“It's really important that we have the technology companies in Vancouver that can attract, and grow and develop talent here,” Weisbeck said.
“That's a huge boon for the city and ... I hope Visier can contribute not only to developing that talent, but the next generation of talent as well.”
David Raffa, president of Valeo Corporate Finance Ltd., said the local tech ecosystem is benefitting from private equity firms swimming in cash amid the pandemic, while credit markets are wide open and interest rates are at record lows.
“You build a dam dependent on a river and the water is piling up, piling up, piling up. Then the dam bursts. And so that’s what happened,” Raffa, whose Vancouver-based firm provides services for mergers and acquisitions and initial public offerings, told BIV in April.
Access to top-tier universities and the large talent pool paid in Canadian dollars at lower comparable salaries than their American counterparts have been particularly enticing, he added.

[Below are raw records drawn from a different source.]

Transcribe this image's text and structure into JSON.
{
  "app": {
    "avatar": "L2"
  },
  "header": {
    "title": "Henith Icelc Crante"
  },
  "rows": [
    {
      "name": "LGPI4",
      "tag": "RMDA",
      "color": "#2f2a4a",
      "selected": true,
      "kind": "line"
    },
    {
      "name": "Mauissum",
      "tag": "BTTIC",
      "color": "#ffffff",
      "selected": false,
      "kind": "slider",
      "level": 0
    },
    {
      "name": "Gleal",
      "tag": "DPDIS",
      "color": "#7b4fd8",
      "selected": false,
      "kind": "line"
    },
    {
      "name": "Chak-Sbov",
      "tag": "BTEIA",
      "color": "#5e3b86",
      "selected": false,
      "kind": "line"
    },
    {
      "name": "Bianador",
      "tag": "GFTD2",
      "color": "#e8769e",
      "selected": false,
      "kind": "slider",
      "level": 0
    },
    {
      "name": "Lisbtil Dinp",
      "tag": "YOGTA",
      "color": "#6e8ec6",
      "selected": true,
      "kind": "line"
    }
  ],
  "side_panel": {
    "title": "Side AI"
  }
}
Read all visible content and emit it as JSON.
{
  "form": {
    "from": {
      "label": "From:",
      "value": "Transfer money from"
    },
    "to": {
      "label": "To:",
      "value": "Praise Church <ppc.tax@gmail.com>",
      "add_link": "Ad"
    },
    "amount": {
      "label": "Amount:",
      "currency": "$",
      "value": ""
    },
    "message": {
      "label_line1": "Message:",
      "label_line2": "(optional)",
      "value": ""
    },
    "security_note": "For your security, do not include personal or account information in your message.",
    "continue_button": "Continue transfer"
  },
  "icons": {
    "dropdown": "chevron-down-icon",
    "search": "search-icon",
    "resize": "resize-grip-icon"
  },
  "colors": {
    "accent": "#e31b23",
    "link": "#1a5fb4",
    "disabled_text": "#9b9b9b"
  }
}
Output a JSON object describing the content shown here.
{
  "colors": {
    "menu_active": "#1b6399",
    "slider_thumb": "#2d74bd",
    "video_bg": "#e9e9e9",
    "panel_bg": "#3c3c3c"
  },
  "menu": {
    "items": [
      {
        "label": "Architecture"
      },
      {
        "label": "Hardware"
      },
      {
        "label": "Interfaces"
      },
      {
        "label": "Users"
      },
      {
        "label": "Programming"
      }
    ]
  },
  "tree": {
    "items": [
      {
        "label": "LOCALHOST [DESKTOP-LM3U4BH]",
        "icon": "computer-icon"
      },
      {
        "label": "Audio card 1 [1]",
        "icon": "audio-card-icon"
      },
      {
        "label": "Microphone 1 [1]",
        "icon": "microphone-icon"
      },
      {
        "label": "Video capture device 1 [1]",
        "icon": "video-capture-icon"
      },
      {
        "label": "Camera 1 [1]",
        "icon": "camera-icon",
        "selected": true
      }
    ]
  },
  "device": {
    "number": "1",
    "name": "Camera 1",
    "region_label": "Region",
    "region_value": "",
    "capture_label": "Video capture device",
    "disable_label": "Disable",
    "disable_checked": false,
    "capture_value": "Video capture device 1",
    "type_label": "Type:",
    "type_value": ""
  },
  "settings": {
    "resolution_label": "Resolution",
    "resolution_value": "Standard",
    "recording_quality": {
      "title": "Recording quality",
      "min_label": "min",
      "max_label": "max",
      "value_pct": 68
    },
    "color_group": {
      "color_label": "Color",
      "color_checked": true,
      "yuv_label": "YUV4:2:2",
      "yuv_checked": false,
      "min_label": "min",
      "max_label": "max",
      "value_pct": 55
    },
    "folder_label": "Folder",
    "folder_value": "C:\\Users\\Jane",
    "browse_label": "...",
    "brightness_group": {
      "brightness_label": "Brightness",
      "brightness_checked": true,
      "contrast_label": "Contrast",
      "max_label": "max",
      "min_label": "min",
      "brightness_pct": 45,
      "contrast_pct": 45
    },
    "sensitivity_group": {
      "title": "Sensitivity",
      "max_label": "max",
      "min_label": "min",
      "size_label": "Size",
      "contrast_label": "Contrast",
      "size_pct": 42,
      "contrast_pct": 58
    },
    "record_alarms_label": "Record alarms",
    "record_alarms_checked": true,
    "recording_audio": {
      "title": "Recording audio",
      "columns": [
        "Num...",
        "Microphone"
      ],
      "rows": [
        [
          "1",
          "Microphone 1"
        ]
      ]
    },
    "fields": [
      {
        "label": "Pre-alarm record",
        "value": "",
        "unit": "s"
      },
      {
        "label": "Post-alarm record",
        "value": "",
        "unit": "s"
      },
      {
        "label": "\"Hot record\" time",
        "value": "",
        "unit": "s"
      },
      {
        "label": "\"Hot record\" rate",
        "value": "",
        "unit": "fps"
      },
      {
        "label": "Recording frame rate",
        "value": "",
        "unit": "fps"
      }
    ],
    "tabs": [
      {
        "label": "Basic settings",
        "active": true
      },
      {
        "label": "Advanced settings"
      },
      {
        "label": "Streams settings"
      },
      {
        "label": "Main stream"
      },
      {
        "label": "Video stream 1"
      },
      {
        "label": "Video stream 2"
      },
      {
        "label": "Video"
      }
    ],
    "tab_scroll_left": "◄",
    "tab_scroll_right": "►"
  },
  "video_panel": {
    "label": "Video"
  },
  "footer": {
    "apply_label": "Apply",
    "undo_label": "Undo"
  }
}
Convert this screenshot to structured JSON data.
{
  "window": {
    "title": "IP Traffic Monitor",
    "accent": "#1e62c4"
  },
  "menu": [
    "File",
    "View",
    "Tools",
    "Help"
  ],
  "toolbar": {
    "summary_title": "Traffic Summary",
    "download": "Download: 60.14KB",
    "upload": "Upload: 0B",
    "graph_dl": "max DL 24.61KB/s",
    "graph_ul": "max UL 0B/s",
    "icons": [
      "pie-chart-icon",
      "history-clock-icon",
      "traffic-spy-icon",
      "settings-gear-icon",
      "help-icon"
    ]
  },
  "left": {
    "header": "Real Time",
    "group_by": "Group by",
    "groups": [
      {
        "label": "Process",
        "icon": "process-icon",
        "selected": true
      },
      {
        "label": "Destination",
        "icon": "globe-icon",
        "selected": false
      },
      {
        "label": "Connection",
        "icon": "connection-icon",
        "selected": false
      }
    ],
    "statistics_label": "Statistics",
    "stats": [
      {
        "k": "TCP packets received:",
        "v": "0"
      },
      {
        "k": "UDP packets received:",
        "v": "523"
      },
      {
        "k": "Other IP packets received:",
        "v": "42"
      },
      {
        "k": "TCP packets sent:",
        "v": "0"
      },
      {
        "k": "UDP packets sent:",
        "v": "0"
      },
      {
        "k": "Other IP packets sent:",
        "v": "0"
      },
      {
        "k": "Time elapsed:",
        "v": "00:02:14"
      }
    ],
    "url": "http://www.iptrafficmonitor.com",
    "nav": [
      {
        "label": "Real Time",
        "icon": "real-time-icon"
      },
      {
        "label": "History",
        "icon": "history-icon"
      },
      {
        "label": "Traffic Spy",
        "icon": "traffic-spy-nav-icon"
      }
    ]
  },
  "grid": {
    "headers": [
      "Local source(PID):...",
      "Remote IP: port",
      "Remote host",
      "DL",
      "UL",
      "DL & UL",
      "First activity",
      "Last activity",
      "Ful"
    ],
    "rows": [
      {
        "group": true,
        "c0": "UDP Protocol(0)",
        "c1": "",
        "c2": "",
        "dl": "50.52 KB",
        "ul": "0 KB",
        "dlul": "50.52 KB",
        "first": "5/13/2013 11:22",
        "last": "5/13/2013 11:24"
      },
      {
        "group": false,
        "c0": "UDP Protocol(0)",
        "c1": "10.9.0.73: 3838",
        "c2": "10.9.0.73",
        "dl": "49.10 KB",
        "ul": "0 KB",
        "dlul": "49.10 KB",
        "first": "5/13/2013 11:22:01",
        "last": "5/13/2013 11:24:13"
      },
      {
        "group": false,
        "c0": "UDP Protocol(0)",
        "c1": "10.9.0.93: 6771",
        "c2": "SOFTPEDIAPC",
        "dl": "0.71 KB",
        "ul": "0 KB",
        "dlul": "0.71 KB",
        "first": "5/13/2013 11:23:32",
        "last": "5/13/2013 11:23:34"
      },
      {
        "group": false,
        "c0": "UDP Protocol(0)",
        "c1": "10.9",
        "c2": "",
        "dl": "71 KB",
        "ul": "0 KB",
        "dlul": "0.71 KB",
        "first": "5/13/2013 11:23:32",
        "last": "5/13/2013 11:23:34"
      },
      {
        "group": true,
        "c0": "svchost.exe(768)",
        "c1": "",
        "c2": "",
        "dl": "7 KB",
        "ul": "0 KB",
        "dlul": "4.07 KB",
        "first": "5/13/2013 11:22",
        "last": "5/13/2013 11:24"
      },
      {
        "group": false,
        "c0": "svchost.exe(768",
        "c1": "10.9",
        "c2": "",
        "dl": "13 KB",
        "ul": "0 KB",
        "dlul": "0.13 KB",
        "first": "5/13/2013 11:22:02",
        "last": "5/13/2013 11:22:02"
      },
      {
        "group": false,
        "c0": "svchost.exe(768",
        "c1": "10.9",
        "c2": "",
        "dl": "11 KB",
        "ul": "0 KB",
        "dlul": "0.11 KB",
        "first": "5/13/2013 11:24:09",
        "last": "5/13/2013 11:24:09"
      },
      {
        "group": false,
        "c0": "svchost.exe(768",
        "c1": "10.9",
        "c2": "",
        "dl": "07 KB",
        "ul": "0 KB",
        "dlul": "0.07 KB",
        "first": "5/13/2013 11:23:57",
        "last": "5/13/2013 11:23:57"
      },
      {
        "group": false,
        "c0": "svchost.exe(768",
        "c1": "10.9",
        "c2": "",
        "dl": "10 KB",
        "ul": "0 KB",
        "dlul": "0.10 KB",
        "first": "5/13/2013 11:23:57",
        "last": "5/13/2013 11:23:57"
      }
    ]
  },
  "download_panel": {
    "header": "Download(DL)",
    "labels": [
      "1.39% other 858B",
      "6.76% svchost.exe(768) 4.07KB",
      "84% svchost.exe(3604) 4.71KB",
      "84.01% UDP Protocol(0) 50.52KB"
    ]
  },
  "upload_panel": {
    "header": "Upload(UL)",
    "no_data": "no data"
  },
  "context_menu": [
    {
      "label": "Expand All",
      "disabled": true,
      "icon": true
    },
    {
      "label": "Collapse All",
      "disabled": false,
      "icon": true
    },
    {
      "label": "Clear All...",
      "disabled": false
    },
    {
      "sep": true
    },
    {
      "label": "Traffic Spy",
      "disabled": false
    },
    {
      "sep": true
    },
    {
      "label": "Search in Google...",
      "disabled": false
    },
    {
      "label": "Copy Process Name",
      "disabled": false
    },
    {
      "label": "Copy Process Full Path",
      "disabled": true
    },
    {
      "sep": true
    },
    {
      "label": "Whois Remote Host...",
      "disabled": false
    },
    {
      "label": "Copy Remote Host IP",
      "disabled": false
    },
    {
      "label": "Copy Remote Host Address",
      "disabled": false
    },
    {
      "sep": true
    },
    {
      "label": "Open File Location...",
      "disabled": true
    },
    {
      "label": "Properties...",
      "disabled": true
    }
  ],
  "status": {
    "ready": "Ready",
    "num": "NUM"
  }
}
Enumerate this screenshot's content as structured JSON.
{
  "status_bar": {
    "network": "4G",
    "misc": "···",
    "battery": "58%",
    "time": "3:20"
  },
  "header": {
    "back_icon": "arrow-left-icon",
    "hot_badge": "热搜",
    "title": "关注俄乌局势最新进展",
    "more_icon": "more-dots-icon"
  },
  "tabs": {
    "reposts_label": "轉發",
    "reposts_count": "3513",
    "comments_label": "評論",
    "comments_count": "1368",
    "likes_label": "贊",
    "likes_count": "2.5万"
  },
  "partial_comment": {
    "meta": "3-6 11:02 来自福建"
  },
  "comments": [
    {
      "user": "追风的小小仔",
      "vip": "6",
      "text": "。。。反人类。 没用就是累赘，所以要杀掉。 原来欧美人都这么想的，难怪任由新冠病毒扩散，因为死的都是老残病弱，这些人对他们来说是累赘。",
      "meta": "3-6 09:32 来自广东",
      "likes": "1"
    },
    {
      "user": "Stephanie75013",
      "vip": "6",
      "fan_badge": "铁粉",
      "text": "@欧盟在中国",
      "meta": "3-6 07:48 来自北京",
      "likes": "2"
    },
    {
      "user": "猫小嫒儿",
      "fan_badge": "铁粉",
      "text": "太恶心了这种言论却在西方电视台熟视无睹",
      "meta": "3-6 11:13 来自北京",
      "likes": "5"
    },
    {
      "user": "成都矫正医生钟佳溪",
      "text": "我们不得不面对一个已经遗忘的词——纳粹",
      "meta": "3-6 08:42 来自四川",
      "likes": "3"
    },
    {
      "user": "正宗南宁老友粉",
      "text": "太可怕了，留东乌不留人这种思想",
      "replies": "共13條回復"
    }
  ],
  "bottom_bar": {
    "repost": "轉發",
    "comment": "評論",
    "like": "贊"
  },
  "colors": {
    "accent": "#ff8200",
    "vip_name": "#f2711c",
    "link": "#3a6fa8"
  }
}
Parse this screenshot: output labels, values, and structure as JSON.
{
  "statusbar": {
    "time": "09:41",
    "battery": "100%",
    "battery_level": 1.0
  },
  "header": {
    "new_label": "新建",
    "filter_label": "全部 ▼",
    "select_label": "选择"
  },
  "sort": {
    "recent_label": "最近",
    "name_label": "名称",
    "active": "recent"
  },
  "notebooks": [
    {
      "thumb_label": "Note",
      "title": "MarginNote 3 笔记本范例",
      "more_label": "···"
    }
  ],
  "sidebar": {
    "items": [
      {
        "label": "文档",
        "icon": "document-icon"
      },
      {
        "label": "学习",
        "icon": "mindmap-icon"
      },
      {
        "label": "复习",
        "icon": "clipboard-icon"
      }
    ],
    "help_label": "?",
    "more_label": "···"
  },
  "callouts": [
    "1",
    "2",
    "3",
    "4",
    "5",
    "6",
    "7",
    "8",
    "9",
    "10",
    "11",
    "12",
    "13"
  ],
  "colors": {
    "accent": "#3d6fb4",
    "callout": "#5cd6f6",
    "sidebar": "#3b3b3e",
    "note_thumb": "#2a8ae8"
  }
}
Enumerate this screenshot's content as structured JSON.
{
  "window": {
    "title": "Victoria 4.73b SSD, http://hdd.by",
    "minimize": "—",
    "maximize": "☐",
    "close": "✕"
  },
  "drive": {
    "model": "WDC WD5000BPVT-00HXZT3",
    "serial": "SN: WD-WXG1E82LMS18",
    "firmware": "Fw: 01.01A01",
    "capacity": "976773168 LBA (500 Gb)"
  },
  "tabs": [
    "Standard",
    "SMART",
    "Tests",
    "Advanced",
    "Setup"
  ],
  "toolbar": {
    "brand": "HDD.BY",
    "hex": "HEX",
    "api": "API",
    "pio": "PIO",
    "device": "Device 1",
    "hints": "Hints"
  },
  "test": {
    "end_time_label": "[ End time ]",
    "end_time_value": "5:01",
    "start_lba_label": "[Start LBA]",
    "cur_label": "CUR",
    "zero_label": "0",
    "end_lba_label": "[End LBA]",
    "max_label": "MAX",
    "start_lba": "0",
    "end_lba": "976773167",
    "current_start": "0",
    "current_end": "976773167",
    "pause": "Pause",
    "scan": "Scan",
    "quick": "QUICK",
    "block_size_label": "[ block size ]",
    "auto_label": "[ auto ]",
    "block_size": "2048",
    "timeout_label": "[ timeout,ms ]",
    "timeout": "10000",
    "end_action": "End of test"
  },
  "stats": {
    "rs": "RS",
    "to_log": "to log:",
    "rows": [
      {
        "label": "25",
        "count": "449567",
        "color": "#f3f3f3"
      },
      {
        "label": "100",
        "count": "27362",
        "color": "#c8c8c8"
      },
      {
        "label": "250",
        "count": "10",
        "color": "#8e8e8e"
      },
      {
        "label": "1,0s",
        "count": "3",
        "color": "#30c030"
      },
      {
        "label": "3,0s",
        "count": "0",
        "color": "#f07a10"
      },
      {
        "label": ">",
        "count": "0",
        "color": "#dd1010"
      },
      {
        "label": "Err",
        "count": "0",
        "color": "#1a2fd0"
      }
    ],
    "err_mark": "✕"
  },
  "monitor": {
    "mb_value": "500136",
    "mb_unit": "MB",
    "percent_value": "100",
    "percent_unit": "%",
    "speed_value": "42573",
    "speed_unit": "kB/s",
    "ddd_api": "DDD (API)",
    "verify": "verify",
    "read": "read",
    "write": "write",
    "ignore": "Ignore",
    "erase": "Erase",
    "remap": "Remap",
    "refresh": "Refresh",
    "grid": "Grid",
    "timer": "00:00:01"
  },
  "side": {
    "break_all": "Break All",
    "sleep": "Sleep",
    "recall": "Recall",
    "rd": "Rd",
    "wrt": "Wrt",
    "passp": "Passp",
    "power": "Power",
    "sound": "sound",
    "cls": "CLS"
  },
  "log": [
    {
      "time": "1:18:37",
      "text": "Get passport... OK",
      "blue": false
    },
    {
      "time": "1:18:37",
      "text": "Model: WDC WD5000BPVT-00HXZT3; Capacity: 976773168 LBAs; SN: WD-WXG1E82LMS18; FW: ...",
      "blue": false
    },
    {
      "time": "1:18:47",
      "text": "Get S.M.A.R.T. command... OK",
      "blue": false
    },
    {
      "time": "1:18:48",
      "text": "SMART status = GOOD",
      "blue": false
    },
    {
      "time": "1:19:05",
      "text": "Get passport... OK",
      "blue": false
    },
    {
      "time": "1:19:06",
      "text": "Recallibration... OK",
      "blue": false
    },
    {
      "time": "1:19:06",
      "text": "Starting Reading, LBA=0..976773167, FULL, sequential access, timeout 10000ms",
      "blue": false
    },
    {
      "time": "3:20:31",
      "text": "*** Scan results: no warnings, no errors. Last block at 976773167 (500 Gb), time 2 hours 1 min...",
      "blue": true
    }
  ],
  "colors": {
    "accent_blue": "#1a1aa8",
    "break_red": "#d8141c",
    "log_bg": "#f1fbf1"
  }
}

Brent Holliday, CEO of Vancouver-based Garibaldi Capital Advisors Ltd., said the local tech sector had been held back to a certain degree in years past owing to the lack of available talent in the city.
“Getting big financings in companies like Hootsuite [Inc.], BuildDirect [.com Technologies Inc.], etc., 10 years ago helped fuel a broader talent pool we have,” he told BIV in May.
Meanwhile, Visier boasts having processed 12 million employee records, while also recently passing the 8,000-customer mark. Adobe Inc. (Nasdaq:ADBE), Uber Technologies Inc. (NYSE:UBER) and Electronic Arts Inc. (Nasdaq:EA) are all among Visier's customers.
Weisbeck said the past year-plus has seen major shakeups for businesses that have been tapping workplace analytics tools. Companies have had to navigate the rapid adoption of remote working as well as face pressure from employees urging better diversity and inclusion practices amid the Black Lives Matter movement.
“We've suddenly gone from something where we were very important to the organization to [where] we were absolutely mission critical because of these issues that have now become board-level discussions,” he said.
“The long tail of that will continue as people get more and more passionate now as we think about return to work. Are we going back offices? Are we staying remote? Are we living in a hybrid world?”
Many experts are also predicting a significant amount of turnover in the coming months as the economy reopens and people feel more certain about job prospects or else have reconsidered their own career goals during the pandemic.
“So these are ongoing issues we're going to have to help people with,” Weisbeck said.
Visier’s Series E funding round was led by Goldman Sachs Asset Management with participation from Sorenson Capital, Foundation Capital, Summit Partners, and Adams Street Partners.
The latest raise brings its total funding to US$219.5 million.